A half-wave rectifier converts an AC signal to DC by passing either the negative or positive half-cycle of the waveform and blocking the other. Half-wave rectifiers can be easily constructed using only one diode, but are less efficient than full-wave rectifiers.
Since diodes only carry current in one direction, they can serve as a simple half-wave rectifier. Only passing half of an AC current causes irregularities, so a capacitor is usually used to smooth out the rectified signal before it can be usable.
Half-wave rectifier circuit with capacitor filter and a single diode.
Alternating current (AC) periodically changes direction, and a rectifier converts this signal to a direct current (DC), which only flows in one direction. A half-wave rectifier does this by removing half of the signal. A full-wave rectifier converts the full input waveform to one of constant polarity by reversing the direction of current flow in one half-cycle. One example configuration for full-wave rectification is the full bridge rectifier, which uses four diodes to create a pulsating DC output.
A half-wave rectifier creates a purely positive signal by blocking the negative half-cycle, while a full-wave rectifier does this by changing the direction of the negative half-cycle.
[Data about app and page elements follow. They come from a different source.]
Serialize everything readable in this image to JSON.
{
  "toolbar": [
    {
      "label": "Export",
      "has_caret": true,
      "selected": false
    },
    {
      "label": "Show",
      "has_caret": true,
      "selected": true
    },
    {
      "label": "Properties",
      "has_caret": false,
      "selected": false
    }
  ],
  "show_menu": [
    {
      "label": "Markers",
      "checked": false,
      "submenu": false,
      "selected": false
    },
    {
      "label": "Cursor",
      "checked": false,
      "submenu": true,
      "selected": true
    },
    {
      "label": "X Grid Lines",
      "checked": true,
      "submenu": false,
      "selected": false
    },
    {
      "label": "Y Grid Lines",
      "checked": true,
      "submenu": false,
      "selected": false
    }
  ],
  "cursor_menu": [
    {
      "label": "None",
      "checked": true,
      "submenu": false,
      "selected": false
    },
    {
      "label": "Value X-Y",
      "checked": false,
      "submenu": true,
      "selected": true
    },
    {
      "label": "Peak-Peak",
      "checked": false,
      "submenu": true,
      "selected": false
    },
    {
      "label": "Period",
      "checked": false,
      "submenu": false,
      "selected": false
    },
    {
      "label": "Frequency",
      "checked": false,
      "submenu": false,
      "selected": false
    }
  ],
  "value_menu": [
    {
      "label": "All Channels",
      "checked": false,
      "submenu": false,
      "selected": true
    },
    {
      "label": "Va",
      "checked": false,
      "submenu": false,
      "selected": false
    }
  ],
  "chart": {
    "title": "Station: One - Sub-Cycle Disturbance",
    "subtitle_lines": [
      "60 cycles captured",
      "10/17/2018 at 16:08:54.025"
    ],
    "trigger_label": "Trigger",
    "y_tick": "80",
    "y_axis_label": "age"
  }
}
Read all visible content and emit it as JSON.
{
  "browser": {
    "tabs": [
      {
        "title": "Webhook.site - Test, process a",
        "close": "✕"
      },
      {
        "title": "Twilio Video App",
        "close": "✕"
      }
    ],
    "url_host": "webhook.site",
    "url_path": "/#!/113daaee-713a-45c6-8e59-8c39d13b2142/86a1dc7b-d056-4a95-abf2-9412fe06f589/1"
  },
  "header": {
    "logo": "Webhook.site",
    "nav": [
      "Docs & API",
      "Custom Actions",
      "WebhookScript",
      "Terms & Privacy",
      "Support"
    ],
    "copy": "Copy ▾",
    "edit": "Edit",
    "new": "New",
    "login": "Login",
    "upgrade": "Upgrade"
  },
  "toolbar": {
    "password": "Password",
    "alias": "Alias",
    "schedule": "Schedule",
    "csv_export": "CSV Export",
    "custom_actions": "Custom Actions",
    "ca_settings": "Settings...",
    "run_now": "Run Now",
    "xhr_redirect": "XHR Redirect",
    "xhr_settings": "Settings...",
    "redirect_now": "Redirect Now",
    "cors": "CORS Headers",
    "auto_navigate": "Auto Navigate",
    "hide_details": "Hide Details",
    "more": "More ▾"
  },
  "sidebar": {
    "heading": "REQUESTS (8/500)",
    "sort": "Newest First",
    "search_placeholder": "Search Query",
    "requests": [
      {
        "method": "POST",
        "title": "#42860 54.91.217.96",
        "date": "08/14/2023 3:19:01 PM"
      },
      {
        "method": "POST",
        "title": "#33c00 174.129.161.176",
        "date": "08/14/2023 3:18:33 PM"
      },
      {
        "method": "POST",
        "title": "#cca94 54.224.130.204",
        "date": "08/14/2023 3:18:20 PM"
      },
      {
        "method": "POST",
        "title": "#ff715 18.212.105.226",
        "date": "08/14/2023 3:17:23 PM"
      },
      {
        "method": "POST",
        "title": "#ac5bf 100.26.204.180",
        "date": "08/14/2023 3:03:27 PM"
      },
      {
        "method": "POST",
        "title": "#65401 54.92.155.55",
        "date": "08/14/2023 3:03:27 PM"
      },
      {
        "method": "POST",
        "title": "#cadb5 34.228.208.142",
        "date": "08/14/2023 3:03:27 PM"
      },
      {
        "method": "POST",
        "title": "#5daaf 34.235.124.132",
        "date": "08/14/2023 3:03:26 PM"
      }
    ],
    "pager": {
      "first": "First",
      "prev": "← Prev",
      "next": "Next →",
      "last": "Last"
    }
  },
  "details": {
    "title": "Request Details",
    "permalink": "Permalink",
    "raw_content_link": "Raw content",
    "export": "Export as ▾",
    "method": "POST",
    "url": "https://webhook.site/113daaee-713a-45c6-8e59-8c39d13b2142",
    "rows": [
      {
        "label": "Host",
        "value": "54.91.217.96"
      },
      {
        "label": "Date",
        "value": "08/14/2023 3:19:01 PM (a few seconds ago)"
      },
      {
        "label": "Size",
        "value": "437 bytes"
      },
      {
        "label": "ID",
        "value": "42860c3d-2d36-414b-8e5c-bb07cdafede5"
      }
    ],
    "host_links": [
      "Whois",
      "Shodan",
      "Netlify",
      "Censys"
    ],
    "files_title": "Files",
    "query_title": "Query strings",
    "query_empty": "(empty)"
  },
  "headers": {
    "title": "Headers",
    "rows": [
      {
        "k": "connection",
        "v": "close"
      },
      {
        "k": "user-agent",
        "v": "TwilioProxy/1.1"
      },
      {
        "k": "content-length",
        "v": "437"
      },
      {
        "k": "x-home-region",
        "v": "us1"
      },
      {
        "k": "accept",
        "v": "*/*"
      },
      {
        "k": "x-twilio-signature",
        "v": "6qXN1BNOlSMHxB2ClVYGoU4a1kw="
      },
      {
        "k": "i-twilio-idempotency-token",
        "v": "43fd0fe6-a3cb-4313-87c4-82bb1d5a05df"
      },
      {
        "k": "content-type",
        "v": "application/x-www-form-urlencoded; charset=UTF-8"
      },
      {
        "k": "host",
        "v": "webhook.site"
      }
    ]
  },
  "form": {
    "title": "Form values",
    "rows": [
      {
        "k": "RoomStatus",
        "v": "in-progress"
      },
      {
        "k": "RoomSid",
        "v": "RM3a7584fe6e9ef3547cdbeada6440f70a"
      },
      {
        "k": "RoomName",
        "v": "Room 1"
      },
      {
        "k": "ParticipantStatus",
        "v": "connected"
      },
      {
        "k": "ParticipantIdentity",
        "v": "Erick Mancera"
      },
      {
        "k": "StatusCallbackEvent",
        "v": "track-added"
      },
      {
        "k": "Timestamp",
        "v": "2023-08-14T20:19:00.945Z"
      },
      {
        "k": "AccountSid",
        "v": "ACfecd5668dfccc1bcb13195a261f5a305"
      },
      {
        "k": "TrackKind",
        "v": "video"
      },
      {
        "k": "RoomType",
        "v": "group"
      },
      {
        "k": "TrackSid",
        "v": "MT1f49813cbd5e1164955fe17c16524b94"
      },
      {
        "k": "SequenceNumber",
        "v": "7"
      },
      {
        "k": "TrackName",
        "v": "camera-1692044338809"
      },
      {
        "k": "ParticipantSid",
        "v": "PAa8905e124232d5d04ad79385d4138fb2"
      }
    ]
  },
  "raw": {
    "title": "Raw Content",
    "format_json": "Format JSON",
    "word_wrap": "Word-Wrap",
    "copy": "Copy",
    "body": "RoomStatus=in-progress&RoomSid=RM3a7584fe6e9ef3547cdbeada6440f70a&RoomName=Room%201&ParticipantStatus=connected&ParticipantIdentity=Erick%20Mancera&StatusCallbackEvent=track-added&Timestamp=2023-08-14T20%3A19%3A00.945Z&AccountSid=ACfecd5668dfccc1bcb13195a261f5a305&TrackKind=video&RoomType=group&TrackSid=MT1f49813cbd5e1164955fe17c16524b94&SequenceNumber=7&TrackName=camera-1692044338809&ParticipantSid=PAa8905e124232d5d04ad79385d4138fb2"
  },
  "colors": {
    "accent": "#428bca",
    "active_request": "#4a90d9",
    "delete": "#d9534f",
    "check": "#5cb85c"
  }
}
Since only half of the input waveform is passed, the efficiency of a half-wave rectifier is lower than that of a full-wave rectifier. The maximum efficiency of a half-wave rectifier is about 40.5%, and the maximum efficiency of a full-wave rectifier is twice that.